_Problem details_
Find every line below where the string "Código" shows up, and copy those lines.

--------

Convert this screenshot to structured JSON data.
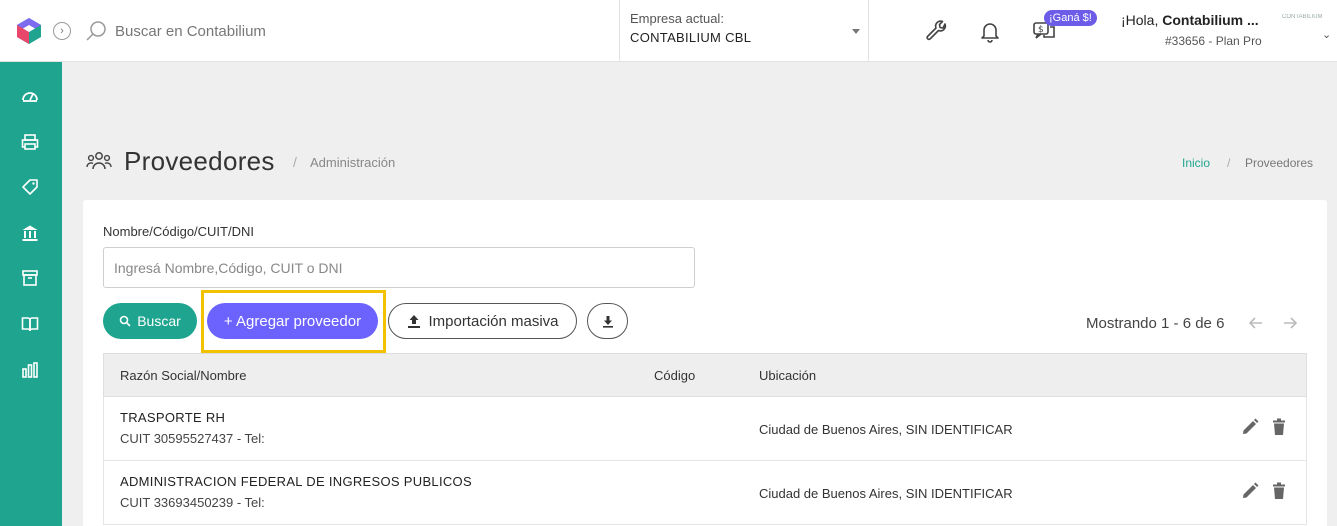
{
  "topbar": {
    "search_placeholder": "Buscar en Contabilium",
    "company_label": "Empresa actual:",
    "company_value": "CONTABILIUM CBL",
    "promo_badge": "¡Ganá $!",
    "greeting_prefix": "¡Hola, ",
    "greeting_name": "Contabilium ...",
    "user_meta": "#33656 - Plan Pro",
    "avatar_text": "CONTABILIUM"
  },
  "page": {
    "title": "Proveedores",
    "separator": "/",
    "subtitle": "Administración",
    "breadcrumb_home": "Inicio",
    "breadcrumb_sep": "/",
    "breadcrumb_current": "Proveedores"
  },
  "filter": {
    "label": "Nombre/Código/CUIT/DNI",
    "placeholder": "Ingresá Nombre,Código, CUIT o DNI",
    "value": ""
  },
  "actions": {
    "search_label": "Buscar",
    "add_label": "+ Agregar proveedor",
    "import_label": "Importación masiva"
  },
  "pager": {
    "text": "Mostrando 1 - 6 de 6"
  },
  "table": {
    "columns": [
      "Razón Social/Nombre",
      "Código",
      "Ubicación"
    ],
    "rows": [
      {
        "name": "TRASPORTE RH",
        "sub": "CUIT 30595527437 - Tel:",
        "code": "",
        "location": "Ciudad de Buenos Aires, SIN IDENTIFICAR"
      },
      {
        "name": "ADMINISTRACION FEDERAL DE INGRESOS PUBLICOS",
        "sub": "CUIT 33693450239 - Tel:",
        "code": "",
        "location": "Ciudad de Buenos Aires, SIN IDENTIFICAR"
      }
    ]
  },
  "colors": {
    "primary": "#1fa58f",
    "accent": "#6c63ff",
    "highlight": "#f2c200"
  }
}
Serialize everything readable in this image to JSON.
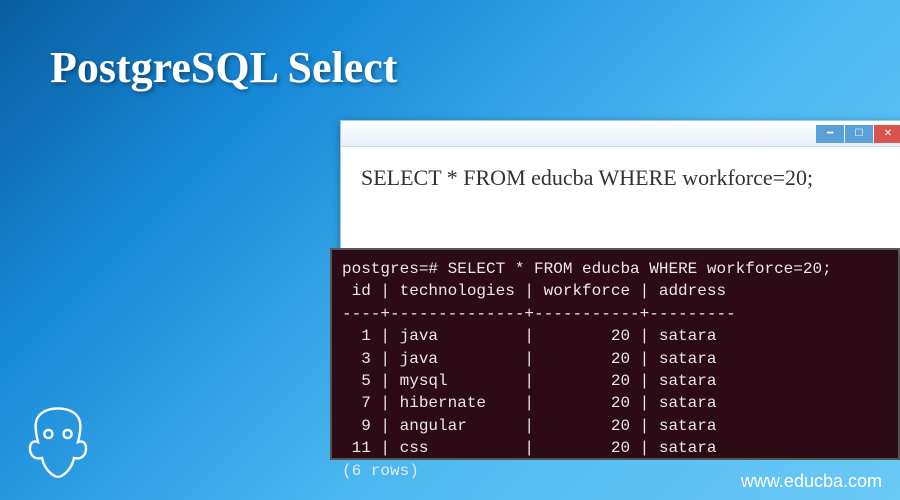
{
  "title": "PostgreSQL Select",
  "window": {
    "query": "SELECT * FROM educba WHERE workforce=20;"
  },
  "terminal": {
    "prompt": "postgres=# ",
    "query": "SELECT * FROM educba WHERE workforce=20;",
    "headers": " id | technologies | workforce | address",
    "separator": "----+--------------+-----------+---------",
    "rows": [
      "  1 | java         |        20 | satara",
      "  3 | java         |        20 | satara",
      "  5 | mysql        |        20 | satara",
      "  7 | hibernate    |        20 | satara",
      "  9 | angular      |        20 | satara",
      " 11 | css          |        20 | satara"
    ],
    "footer": "(6 rows)"
  },
  "watermark": "www.educba.com",
  "win_buttons": {
    "min": "━",
    "max": "☐",
    "close": "✕"
  }
}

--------

_Response to the exercise_
    "label": "Nombre/Código/CUIT/DNI",
    "placeholder": "Ingresá Nombre,Código, CUIT o DNI",
      "Código",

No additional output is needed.